The Beatitudes - Part Seven
Welcome to this weeks blog and thanks for reading. This week we are going to continue with our series on the Beatitudes with the following verse:
Matthew 5:9 (NIV)
Blessed are the peacemakers,
for they will be called children of God.
The first part of this verse that I want to look at is the word 'peacemakers'. For us to fully understand this word we need to understand the Greek word for peacemaker, eirénopoios (i-ray-nop-oy-os'). This word can be translated as 'lover of peace', which shows us that being is peacemaker is not just about taking action but it's also about the condition of our hearts. We must long for and love peace and true peace can only come from God. We can often get hung up on the idea of being a peacemaker taking the form of mediating or standing between two conflicting parties, but this is only one way that the idea of being a peacemaker can be fulfilled. Another way that we can be peacemakers is by giving people the opportunity to reconcile with God, so that they might find true peace in Him, by preaching the gospel or through any other evangelistic method.
“It is the devil who is a troublemaker; it is God who loves reconciliation and who now through his children, as formerly through his only begotten Son, is bent on making peace.” (Stott)
This quote from Stott shows us that another way of being a peacemaker is to oppose the disruption that the devil tries to cause. In doing this, we again offer reconciliation with God on His behalf to those who need it.
The latter part of this verse goes on to say that peacemakers will become 'children of God'. The reward for being a peacemaker is that you are recognised as a child of God, a peacemaker shares God's passion and desire for peace and reconciliation. This doesn't mean that you will have an easier life, as the role of being a peacemaker is a difficult one. If we look at the life of Jesus, he was the greatest peacemaker that the world has ever seen, offering reconciliation between the people and God (and He still offers it now!), we can see that a life of a peacemaker is difficult, it has trials and that it is often riddled with persecution.

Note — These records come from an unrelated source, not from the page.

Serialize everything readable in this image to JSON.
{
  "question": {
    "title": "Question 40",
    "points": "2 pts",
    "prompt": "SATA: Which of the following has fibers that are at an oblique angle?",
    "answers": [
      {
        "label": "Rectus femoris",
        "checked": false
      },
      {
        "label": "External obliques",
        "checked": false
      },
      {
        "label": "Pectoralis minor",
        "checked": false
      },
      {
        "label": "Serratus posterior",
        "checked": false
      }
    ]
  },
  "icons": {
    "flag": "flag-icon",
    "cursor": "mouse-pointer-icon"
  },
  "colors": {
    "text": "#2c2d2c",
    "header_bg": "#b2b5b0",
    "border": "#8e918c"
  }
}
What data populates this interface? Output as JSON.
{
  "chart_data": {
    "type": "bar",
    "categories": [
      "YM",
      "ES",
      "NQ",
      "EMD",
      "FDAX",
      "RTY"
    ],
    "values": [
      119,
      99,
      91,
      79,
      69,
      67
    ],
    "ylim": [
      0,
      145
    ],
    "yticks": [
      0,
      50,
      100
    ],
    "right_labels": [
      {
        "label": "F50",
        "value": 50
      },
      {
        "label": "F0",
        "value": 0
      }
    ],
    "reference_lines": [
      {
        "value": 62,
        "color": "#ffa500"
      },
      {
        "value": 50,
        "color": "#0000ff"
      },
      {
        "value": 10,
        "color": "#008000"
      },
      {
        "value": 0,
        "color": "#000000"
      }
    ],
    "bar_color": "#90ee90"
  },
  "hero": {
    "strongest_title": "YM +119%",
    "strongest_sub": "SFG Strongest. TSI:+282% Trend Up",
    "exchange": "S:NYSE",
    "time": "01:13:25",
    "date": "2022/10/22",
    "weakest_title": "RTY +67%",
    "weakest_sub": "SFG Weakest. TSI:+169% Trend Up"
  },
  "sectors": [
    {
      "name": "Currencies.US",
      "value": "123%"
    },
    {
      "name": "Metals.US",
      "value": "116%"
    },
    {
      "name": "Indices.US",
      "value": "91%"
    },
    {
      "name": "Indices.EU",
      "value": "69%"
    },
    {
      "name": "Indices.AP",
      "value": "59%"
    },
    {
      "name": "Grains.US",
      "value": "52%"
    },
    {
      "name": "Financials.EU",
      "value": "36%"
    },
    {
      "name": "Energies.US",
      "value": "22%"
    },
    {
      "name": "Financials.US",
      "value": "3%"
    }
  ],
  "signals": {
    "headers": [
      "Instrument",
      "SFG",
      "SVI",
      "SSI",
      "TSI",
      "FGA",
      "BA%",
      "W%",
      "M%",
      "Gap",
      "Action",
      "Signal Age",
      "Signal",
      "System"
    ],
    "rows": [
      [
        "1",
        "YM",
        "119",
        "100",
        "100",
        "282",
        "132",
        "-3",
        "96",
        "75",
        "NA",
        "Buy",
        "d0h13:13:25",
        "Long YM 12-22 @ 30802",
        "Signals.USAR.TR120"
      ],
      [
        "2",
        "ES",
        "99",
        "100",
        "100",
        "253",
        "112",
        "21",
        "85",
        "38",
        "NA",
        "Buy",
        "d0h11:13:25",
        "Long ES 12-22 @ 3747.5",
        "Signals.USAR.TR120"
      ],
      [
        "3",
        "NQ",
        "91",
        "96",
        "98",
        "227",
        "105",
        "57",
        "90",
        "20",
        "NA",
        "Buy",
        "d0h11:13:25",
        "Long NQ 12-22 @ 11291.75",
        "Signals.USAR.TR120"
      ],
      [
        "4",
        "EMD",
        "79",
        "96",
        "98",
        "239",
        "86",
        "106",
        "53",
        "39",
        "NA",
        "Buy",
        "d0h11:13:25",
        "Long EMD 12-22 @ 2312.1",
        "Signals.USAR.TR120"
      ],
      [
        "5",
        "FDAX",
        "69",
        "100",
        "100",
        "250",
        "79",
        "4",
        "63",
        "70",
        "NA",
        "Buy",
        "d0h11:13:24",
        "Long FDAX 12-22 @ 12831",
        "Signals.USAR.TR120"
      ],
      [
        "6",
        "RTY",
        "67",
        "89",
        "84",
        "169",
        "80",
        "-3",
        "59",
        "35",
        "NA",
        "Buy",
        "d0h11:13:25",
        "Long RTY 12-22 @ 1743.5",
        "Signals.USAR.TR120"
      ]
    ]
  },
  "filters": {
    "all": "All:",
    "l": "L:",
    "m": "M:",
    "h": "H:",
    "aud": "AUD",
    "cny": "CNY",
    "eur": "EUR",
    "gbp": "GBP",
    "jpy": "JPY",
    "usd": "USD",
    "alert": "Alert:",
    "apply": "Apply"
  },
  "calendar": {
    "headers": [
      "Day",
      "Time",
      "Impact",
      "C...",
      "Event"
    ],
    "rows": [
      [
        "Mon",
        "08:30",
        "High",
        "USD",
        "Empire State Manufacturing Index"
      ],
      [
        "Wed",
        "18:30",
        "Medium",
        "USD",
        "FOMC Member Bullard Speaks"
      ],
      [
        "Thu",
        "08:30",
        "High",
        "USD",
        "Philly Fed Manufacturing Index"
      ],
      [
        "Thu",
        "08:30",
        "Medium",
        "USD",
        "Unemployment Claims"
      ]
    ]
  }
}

“Now therefore, although it be, for the most part, a thankless office (with men) to interpose, and to seek to take up strife, to piece those again that are gone aside and asunder… yet do it for God’s sake, and that ye may (as ye shall be after awhile) be called and counted, not meddler and busybodies, but sons of God.”
I really love this quote from Trapp, it surmises the concept that being a peacemaker has an eternal effect on us, but in our earthly lives it can often bring trials and tribulations.
I pray that we might strive to become peacemakers, to offer the reconciliation that God has afforded us to others and to carry a spirit of peace within our lives.